Giving opportunities exist on a daily basis in America, not just during the holidays. Someone goes through an illness and needs help with medical expenses, a family is homeless, or the church is sending an offering to an orphanage overseas. And in recent years, we have seen our share of natural disasters and hardships that benefit greatly from the generous giving of others.
It is always so encouraging to see the way people give sacrificially in order to help their neighbors in distress. Whether it is a giving of time, resources, money or talent, when we step into a need or help a struggling person, we are showing the best side of ourselves.
But did you know that giving provides both physical and mental health benefits to the giver. When we give, the “happiness hormones” in our body are activated. Those hormones and molecules responsible for mood, feeling reward and compassion all come on-line when the act of giving occurs. The warm glow we feel in giving is from this brain activation. The resulting feeling is stronger than a great night on the town or buying a new outfit! Giving blesses others, but also makes the giver feel good.
Several studies support the fact that giving lowers blood pressure and reduces stress levels. According to a University of California Berkeley study, if you are 55 or older and give of your time as a volunteer, you lessen your chances of dying over a five-year period! And those who give social support to others do better when recovering from coronary-related events. There is power in giving. The physical body responds.
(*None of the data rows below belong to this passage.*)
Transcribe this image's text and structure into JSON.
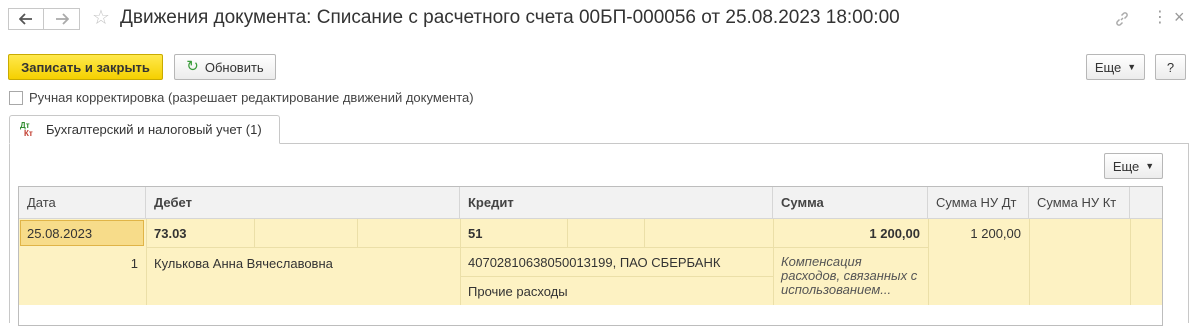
{
  "header": {
    "title": "Движения документа: Списание с расчетного счета 00БП-000056 от 25.08.2023 18:00:00",
    "star_glyph": "☆",
    "more_glyph": "⋮",
    "close_glyph": "×"
  },
  "toolbar": {
    "save_close_label": "Записать и закрыть",
    "refresh_label": "Обновить",
    "more_label": "Еще",
    "help_label": "?"
  },
  "manual_edit": {
    "label": "Ручная корректировка (разрешает редактирование движений документа)",
    "checked": false
  },
  "tabs": [
    {
      "label": "Бухгалтерский и налоговый учет (1)",
      "icon_top": "Дт",
      "icon_bottom": "Кт"
    }
  ],
  "table_toolbar": {
    "more_label": "Еще"
  },
  "table": {
    "columns": [
      "Дата",
      "Дебет",
      "Кредит",
      "Сумма",
      "Сумма НУ Дт",
      "Сумма НУ Кт"
    ],
    "rows": [
      {
        "date": "25.08.2023",
        "line_no": "1",
        "debit_account": "73.03",
        "debit_subconto": "Кулькова Анна Вячеславовна",
        "credit_account": "51",
        "credit_subconto1": "40702810638050013199, ПАО СБЕРБАНК",
        "credit_subconto2": "Прочие расходы",
        "amount": "1 200,00",
        "content": "Компенсация расходов, связанных с использованием...",
        "amount_nu_dt": "1 200,00",
        "amount_nu_kt": ""
      }
    ]
  },
  "colors": {
    "primary_button": "#f5d000",
    "selected_row": "#fdf2c3",
    "selected_cell": "#f7dc8a"
  }
}
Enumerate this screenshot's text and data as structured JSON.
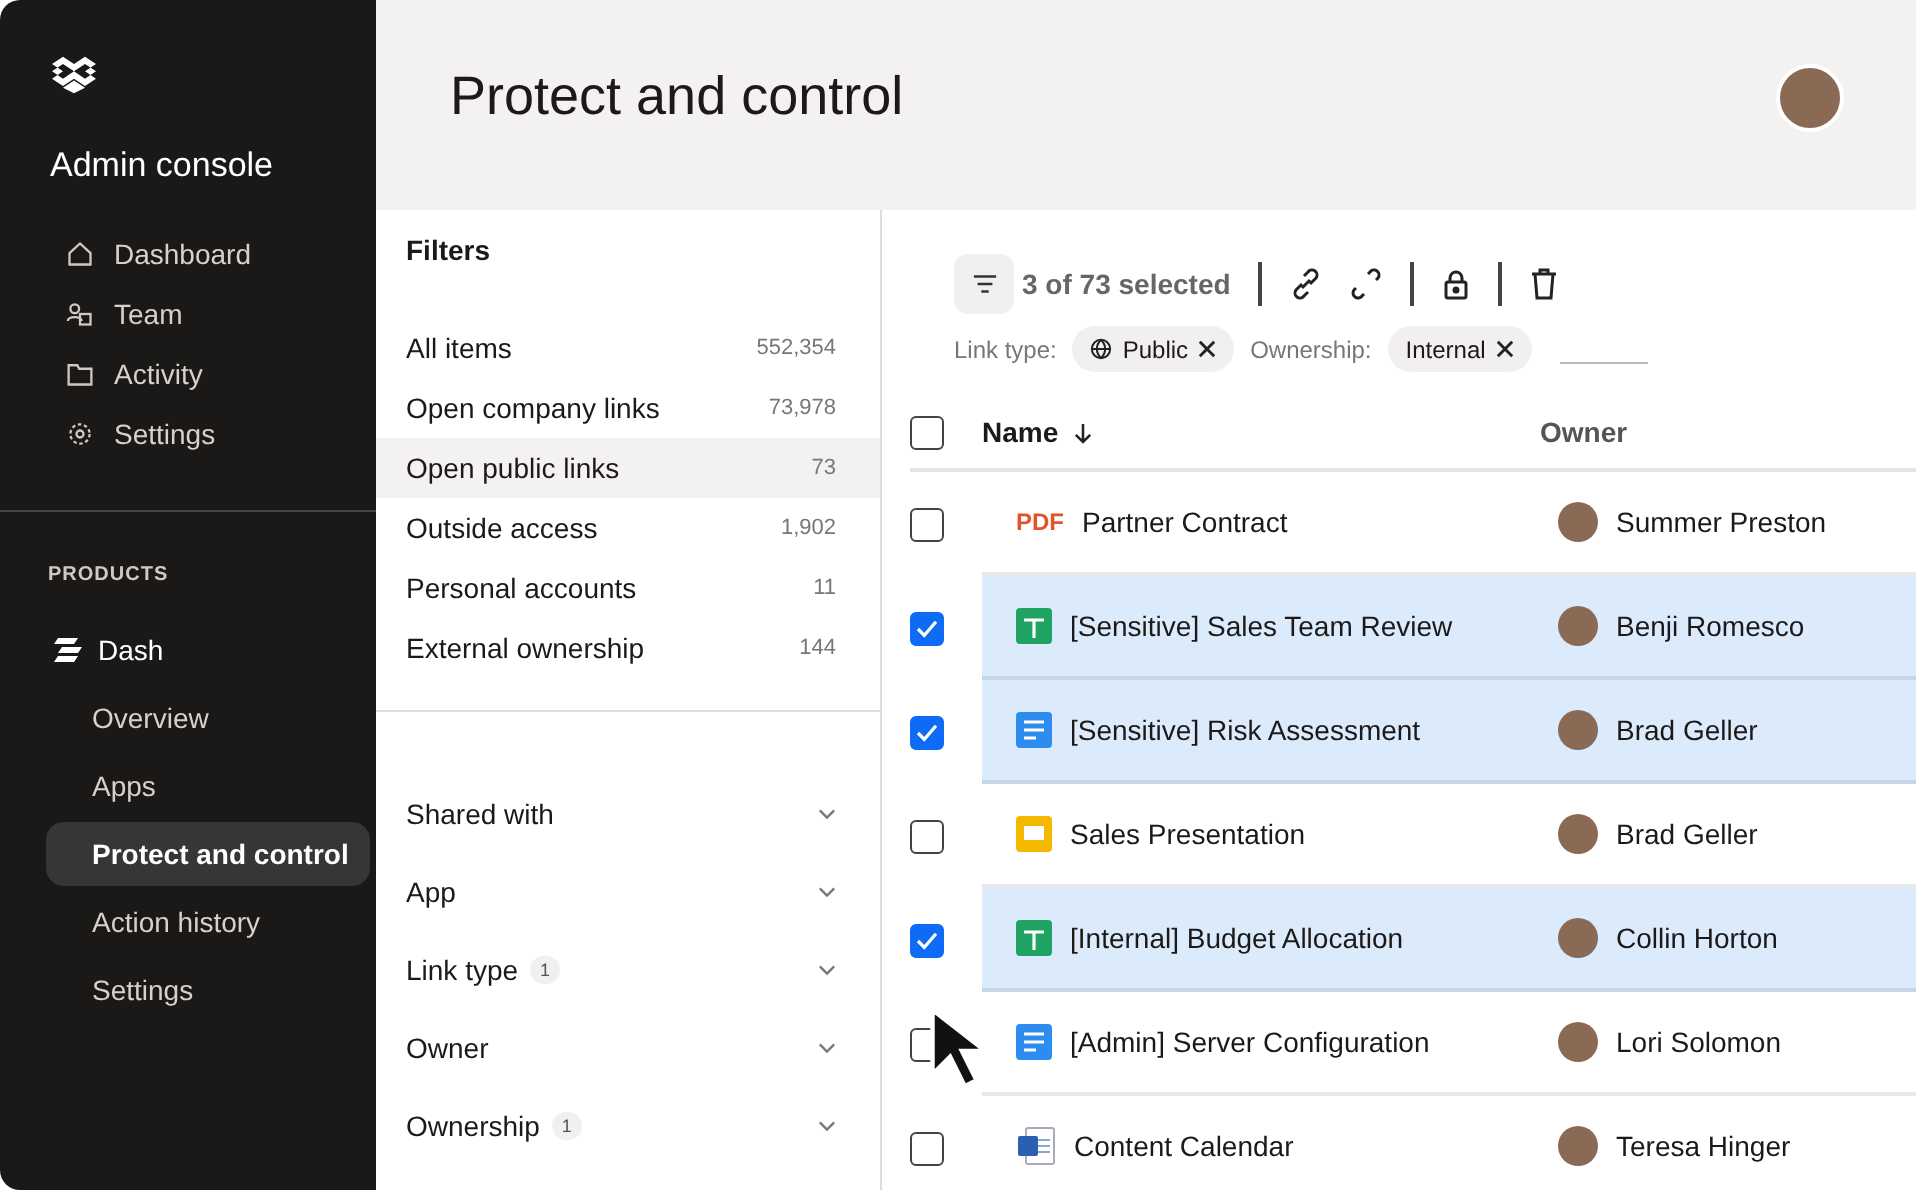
{
  "sidebar": {
    "title": "Admin console",
    "nav": [
      {
        "label": "Dashboard"
      },
      {
        "label": "Team"
      },
      {
        "label": "Activity"
      },
      {
        "label": "Settings"
      }
    ],
    "section": "PRODUCTS",
    "product": "Dash",
    "items": [
      {
        "label": "Overview",
        "selected": false
      },
      {
        "label": "Apps",
        "selected": false
      },
      {
        "label": "Protect and control",
        "selected": true
      },
      {
        "label": "Action history",
        "selected": false
      },
      {
        "label": "Settings",
        "selected": false
      }
    ]
  },
  "header": {
    "title": "Protect and control"
  },
  "filters": {
    "title": "Filters",
    "items": [
      {
        "label": "All items",
        "count": "552,354",
        "selected": false
      },
      {
        "label": "Open company links",
        "count": "73,978",
        "selected": false
      },
      {
        "label": "Open public links",
        "count": "73",
        "selected": true
      },
      {
        "label": "Outside access",
        "count": "1,902",
        "selected": false
      },
      {
        "label": "Personal accounts",
        "count": "11",
        "selected": false
      },
      {
        "label": "External ownership",
        "count": "144",
        "selected": false
      }
    ],
    "groups": [
      {
        "label": "Shared with"
      },
      {
        "label": "App"
      },
      {
        "label": "Link type",
        "badge": "1"
      },
      {
        "label": "Owner"
      },
      {
        "label": "Ownership",
        "badge": "1"
      }
    ]
  },
  "toolbar": {
    "selection": "3 of 73 selected"
  },
  "chips": [
    {
      "label": "Link type:",
      "value": "Public",
      "kind": "link-type"
    },
    {
      "label": "Ownership:",
      "value": "Internal",
      "kind": "ownership"
    }
  ],
  "table": {
    "columns": [
      "Name",
      "Owner"
    ],
    "all_checked": false,
    "rows": [
      {
        "name": "Partner Contract",
        "kind": "pdf",
        "badge": "PDF",
        "owner": "Summer Preston",
        "selected": false
      },
      {
        "name": "[Sensitive] Sales Team Review",
        "kind": "sheet",
        "owner": "Benji Romesco",
        "selected": true
      },
      {
        "name": "[Sensitive] Risk Assessment",
        "kind": "doc",
        "owner": "Brad Geller",
        "selected": true
      },
      {
        "name": "Sales Presentation",
        "kind": "slides",
        "owner": "Brad Geller",
        "selected": false
      },
      {
        "name": "[Internal] Budget Allocation",
        "kind": "sheet",
        "owner": "Collin Horton",
        "selected": true
      },
      {
        "name": "[Admin] Server Configuration",
        "kind": "doc",
        "owner": "Lori Solomon",
        "selected": false
      },
      {
        "name": "Content Calendar",
        "kind": "word",
        "owner": "Teresa Hinger",
        "selected": false
      }
    ]
  }
}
God designed us to give. Acts 20:35 says that it is more blessed to give than receive. As you can see, science certainly bears this out. As we get the focus off ourselves, see the needs around us and give unselfishly to others, we experience joy and contentment. Think of it–giving is a win-win. You help others and in turn, your physical and mental health is helped. This holiday season, give, and give generously.The benefits of giving